of best practices, and professional and operational exchanges between countries of the two regions. This partnership will seek to add value to the strategic operations of both banks in the context of their respective general capital increases with a particular emphasis on project identification and design, further catalyzing the transmission of knowledge to client countries. Among others, priority topics for inter-institutional cooperation will include areas such as sustainable integration corridors (trade facilitation, transportation, energy, and telecommunications, including broadband investment and regulation); sustainable cities and climate change; institutional development; social policy and gender; trade and investment regimes; trade finance and private sector development; and cross-regional research and development effectiveness as well as management for development results. 

Asia's share of LAC's trade is defined as: (LAC's imports from Asia + LAC's exports to Asia) / (LAC's total imports + LAC's total exports)

Asia's share of LAC Trade

LAC's share of Asia's Trade

Source: Inter-American Development Bank. 2012. Shaping the Future of the Asia–LAC Relationship. http://idbdocs.iadb.org/wsdocs/getdocument .aspx?docnum=36743034 1

This section is based on the joint ADB–IDB report “Shaping the Future of the Asia–Latin America and the Caribbean Relationship” (2012).

SHAPING THE FUTURE_2nd.indd Spread 2 of 4 - Pages(2, 7)

4/30/2012 6:33:03 PM


About the Inter-American Development Bank IDB supports efforts by Latin America and the Caribbean countries to reduce poverty and inequality. It aims to bring about development in a sustainable, climate-friendly way. IDB is the largest source of development financing for Latin America and the Caribbean, with a strong commitment to achieve measurable results, increased integrity, transparency and accountability. It has an evolving reform agenda that seeks to increase its development impact in the region. It provides loans, grants, technical assistance and develops research. Its shareholders are 48 member countries, including 26 Latin American and Caribbean borrowing members, who have a majority ownership of the IDB.

About the Asian Development Bank Institute ADBI, located in Tokyo, is a subsidiary of ADB. It was established in December 1997 to respond to two needs of developing member countries: identification of effective development strategies and improvement of the capacity for sound management of agencies and organizations in developing member countries. As a provider of knowledge for development and a training center, the Institute serves a region stretching from the Caucasus to the Pacific Islands.

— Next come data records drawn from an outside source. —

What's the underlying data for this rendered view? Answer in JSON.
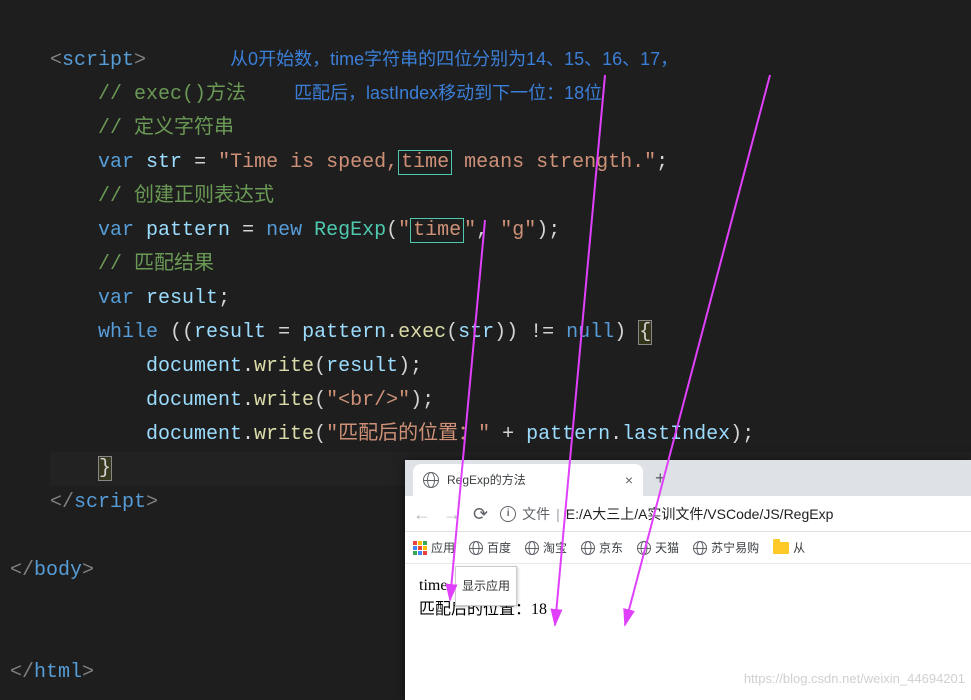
{
  "annotation": {
    "line1": "从0开始数，time字符串的四位分别为14、15、16、17，",
    "line2": "匹配后，lastIndex移动到下一位：18位"
  },
  "code": {
    "open_script": "script",
    "c1": "// exec()方法",
    "c2": "// 定义字符串",
    "kw_var1": "var",
    "v_str": "str",
    "eq": " = ",
    "s_str_a": "\"Time is speed,",
    "s_str_time": "time",
    "s_str_b": " means strength.\"",
    "semi": ";",
    "c3": "// 创建正则表达式",
    "kw_var2": "var",
    "v_pattern": "pattern",
    "kw_new": "new",
    "cls_regexp": "RegExp",
    "s_arg1_q": "\"",
    "s_arg1": "time",
    "s_arg1_q2": "\"",
    "s_arg2": "\"g\"",
    "c4": "// 匹配结果",
    "kw_var3": "var",
    "v_result": "result",
    "kw_while": "while",
    "fn_exec": "exec",
    "kw_null": "null",
    "v_document": "document",
    "fn_write": "write",
    "s_br": "\"<br/>\"",
    "s_match": "\"匹配后的位置：\"",
    "v_lastIndex": "lastIndex",
    "close_script": "script",
    "close_body": "body",
    "close_html": "html"
  },
  "browser": {
    "tab_title": "RegExp的方法",
    "url_prefix": "文件",
    "url": "E:/A大三上/A实训文件/VSCode/JS/RegExp",
    "tooltip": "显示应用",
    "bookmarks": {
      "apps": "应用",
      "baidu": "百度",
      "taobao": "淘宝",
      "jd": "京东",
      "tmall": "天猫",
      "suning": "苏宁易购",
      "folder": "从"
    },
    "output_line1": "time",
    "output_line2": "匹配后的位置：18"
  },
  "watermark": "https://blog.csdn.net/weixin_44694201"
}
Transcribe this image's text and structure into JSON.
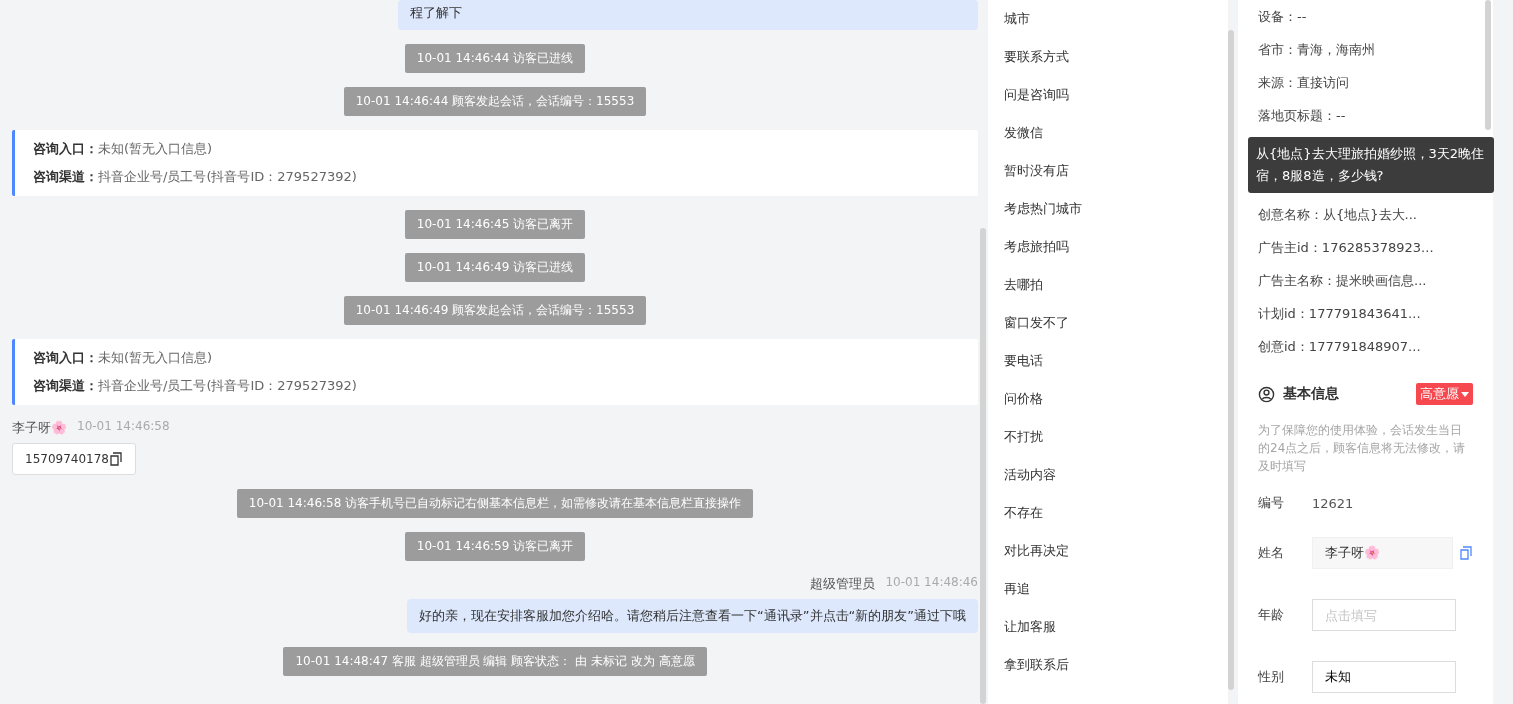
{
  "chat": {
    "messages": [
      {
        "kind": "agent",
        "text": "程了解下"
      },
      {
        "kind": "notice",
        "text": "10-01 14:46:44 访客已进线"
      },
      {
        "kind": "notice",
        "text": "10-01 14:46:44 顾客发起会话，会话编号：15553"
      },
      {
        "kind": "entry",
        "lines": [
          {
            "label": "咨询入口：",
            "value": "未知(暂无入口信息)"
          },
          {
            "label": "咨询渠道：",
            "value": "抖音企业号/员工号(抖音号ID：279527392)"
          }
        ]
      },
      {
        "kind": "notice",
        "text": "10-01 14:46:45 访客已离开"
      },
      {
        "kind": "notice",
        "text": "10-01 14:46:49 访客已进线"
      },
      {
        "kind": "notice",
        "text": "10-01 14:46:49 顾客发起会话，会话编号：15553"
      },
      {
        "kind": "entry",
        "lines": [
          {
            "label": "咨询入口：",
            "value": "未知(暂无入口信息)"
          },
          {
            "label": "咨询渠道：",
            "value": "抖音企业号/员工号(抖音号ID：279527392)"
          }
        ]
      },
      {
        "kind": "visitor",
        "sender": "李子呀🌸",
        "time": "10-01 14:46:58",
        "text": "15709740178"
      },
      {
        "kind": "notice",
        "text": "10-01 14:46:58 访客手机号已自动标记右侧基本信息栏，如需修改请在基本信息栏直接操作"
      },
      {
        "kind": "notice",
        "text": "10-01 14:46:59 访客已离开"
      },
      {
        "kind": "agent",
        "sender": "超级管理员",
        "time": "10-01 14:48:46",
        "text": "好的亲，现在安排客服加您介绍哈。请您稍后注意查看一下“通讯录”并点击“新的朋友”通过下哦"
      },
      {
        "kind": "notice",
        "text": "10-01 14:48:47 客服 超级管理员 编辑 顾客状态： 由 未标记 改为 高意愿"
      }
    ]
  },
  "quick_phrases": [
    "城市",
    "要联系方式",
    "问是咨询吗",
    "发微信",
    "暂时没有店",
    "考虑热门城市",
    "考虑旅拍吗",
    "去哪拍",
    "窗口发不了",
    "要电话",
    "问价格",
    "不打扰",
    "活动内容",
    "不存在",
    "对比再决定",
    "再追",
    "让加客服",
    "拿到联系后"
  ],
  "visit_info": {
    "rows_before": [
      "设备：--",
      "省市：青海，海南州",
      "来源：直接访问",
      "落地页标题：--"
    ],
    "tooltip": "从{地点}去大理旅拍婚纱照，3天2晚住宿，8服8造，多少钱?",
    "rows_after": [
      "创意名称：从{地点}去大...",
      "广告主id：176285378923...",
      "广告主名称：提米映画信息...",
      "计划id：177791843641...",
      "创意id：177791848907..."
    ]
  },
  "basic_info": {
    "title": "基本信息",
    "status": "高意愿",
    "notice": "为了保障您的使用体验，会话发生当日的24点之后，顾客信息将无法修改，请及时填写",
    "fields": [
      {
        "kind": "text",
        "label": "编号",
        "value": "12621"
      },
      {
        "kind": "locked",
        "label": "姓名",
        "value": "李子呀🌸"
      },
      {
        "kind": "input",
        "label": "年龄",
        "placeholder": "点击填写"
      },
      {
        "kind": "input",
        "label": "性别",
        "value": "未知"
      }
    ]
  }
}
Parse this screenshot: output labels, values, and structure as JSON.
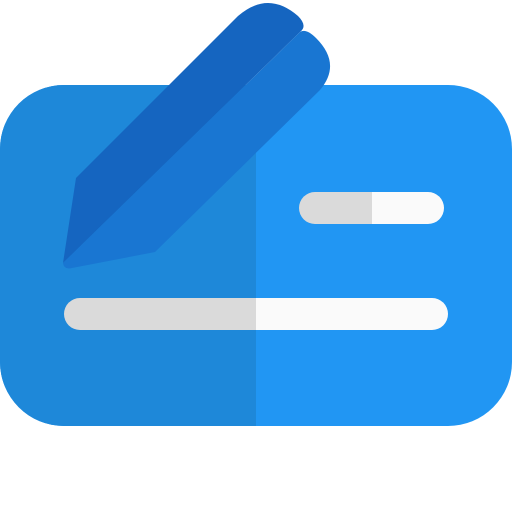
{
  "icon": {
    "name": "signed-cheque-icon",
    "colors": {
      "card_left": "#1E88D9",
      "card_right": "#2196F3",
      "pen_dark": "#1565C0",
      "pen_light": "#1976D2",
      "line_gray": "#DADADA",
      "line_white": "#FAFAFA"
    }
  }
}
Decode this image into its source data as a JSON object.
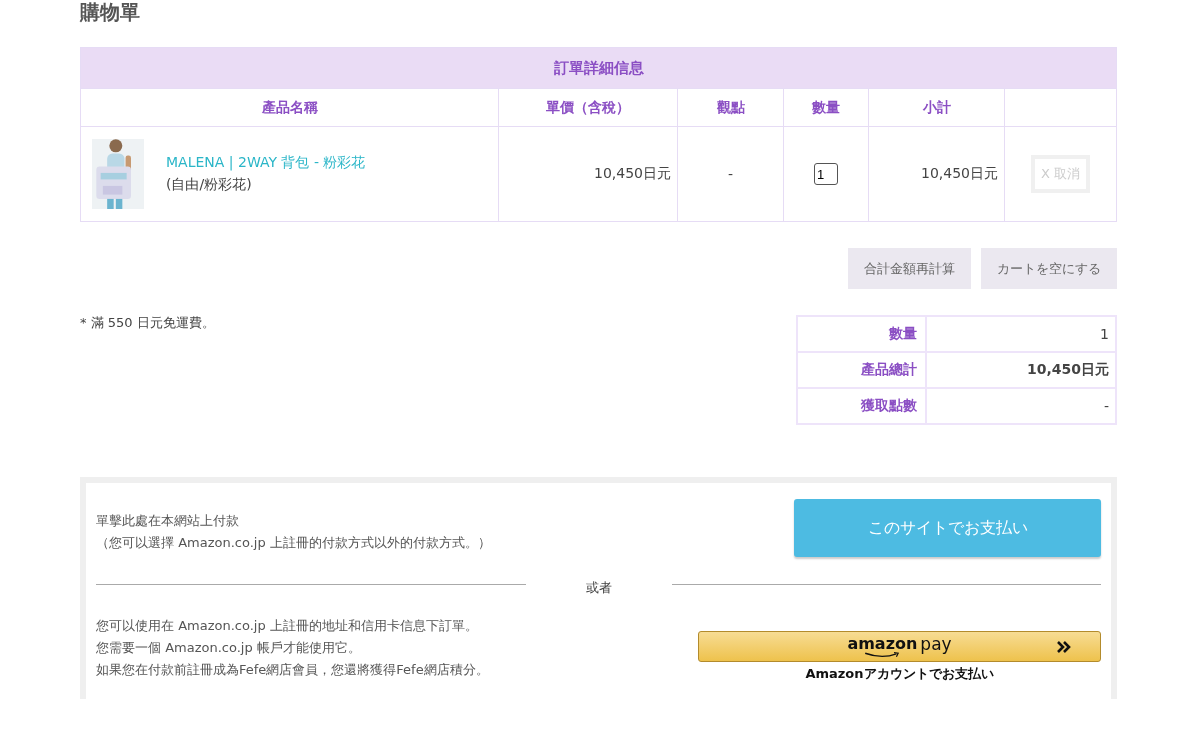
{
  "page_title": "購物單",
  "order_table": {
    "title": "訂單詳細信息",
    "columns": [
      "產品名稱",
      "單價（含稅）",
      "觀點",
      "數量",
      "小計",
      ""
    ],
    "rows": [
      {
        "name": "MALENA | 2WAY 背包 - 粉彩花",
        "variant": "(自由/粉彩花)",
        "price": "10,450日元",
        "points": "-",
        "quantity": "1",
        "subtotal": "10,450日元",
        "cancel": {
          "label": "X 取消",
          "disabled": true
        }
      }
    ]
  },
  "cart_buttons": [
    "合計金額再計算",
    "カートを空にする"
  ],
  "shipping_note": "* 滿 550 日元免運費。",
  "summary": [
    {
      "label": "數量",
      "value": "1",
      "bold": false
    },
    {
      "label": "產品總計",
      "value": "10,450日元",
      "bold": true
    },
    {
      "label": "獲取點數",
      "value": "-",
      "bold": false
    }
  ],
  "payment": {
    "site_text": [
      "單擊此處在本網站上付款",
      "（您可以選擇 Amazon.co.jp 上註冊的付款方式以外的付款方式。）"
    ],
    "site_button": "このサイトでお支払い",
    "divider_text": "或者",
    "amazon_text": [
      "您可以使用在 Amazon.co.jp 上註冊的地址和信用卡信息下訂單。",
      "您需要一個 Amazon.co.jp 帳戶才能使用它。",
      "如果您在付款前註冊成為Fefe網店會員，您還將獲得Fefe網店積分。"
    ],
    "amazon_button": {
      "brand": "amazon",
      "suffix": "pay"
    },
    "amazon_caption": "Amazonアカウントでお支払い"
  }
}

About the Asian Development Bank ADB’s vision is an Asia and Pacific region free of poverty. Its mission is to help its developing member countries reduce poverty and improve the quality of life of their people. Despite the region’s many successes, it remains home to two-thirds of the world’s poor: 1.8 billion people who live on less than $2 a day, with 903 million struggling on less than $1.25 a day. ADB is committed to reducing poverty through inclusive economic growth, environmentally sustainable growth, and regional integration. Based in Manila, ADB is owned by 67 members, including 48 from the region. Its main instruments for helping its developing member countries are policy dialogue, loans, equity investments, guarantees, grants, and technical assistance.

Shaping the Future

PHOTOS: ADB, IDB

Asia – Pacific and Latin America – Caribbean Cooperation For more information, please contact Kazu Sakai

Antoni Estevadeordal

Masahiro Kawai

Director General Strategy and Policy Department Asian Development Bank

Manager Integration and Trade Sector Inter-American Development Bank

Dean Asian Development Bank Institute

SHAPING THE FUTURE_2nd.indd Spread 1 of 4 - Pages(8, 1)

ADB and IDB Partnership for South–South Cooperation

4/30/2012 6:32:58 PM

shaping the future: asia-pacific and latin america-caribbean cooperation: adb and idb partnership...  

cooperation between asia and latin america and the caribbean (lac) is rapidly increasing in the spirit of south-south cooperation. the asian...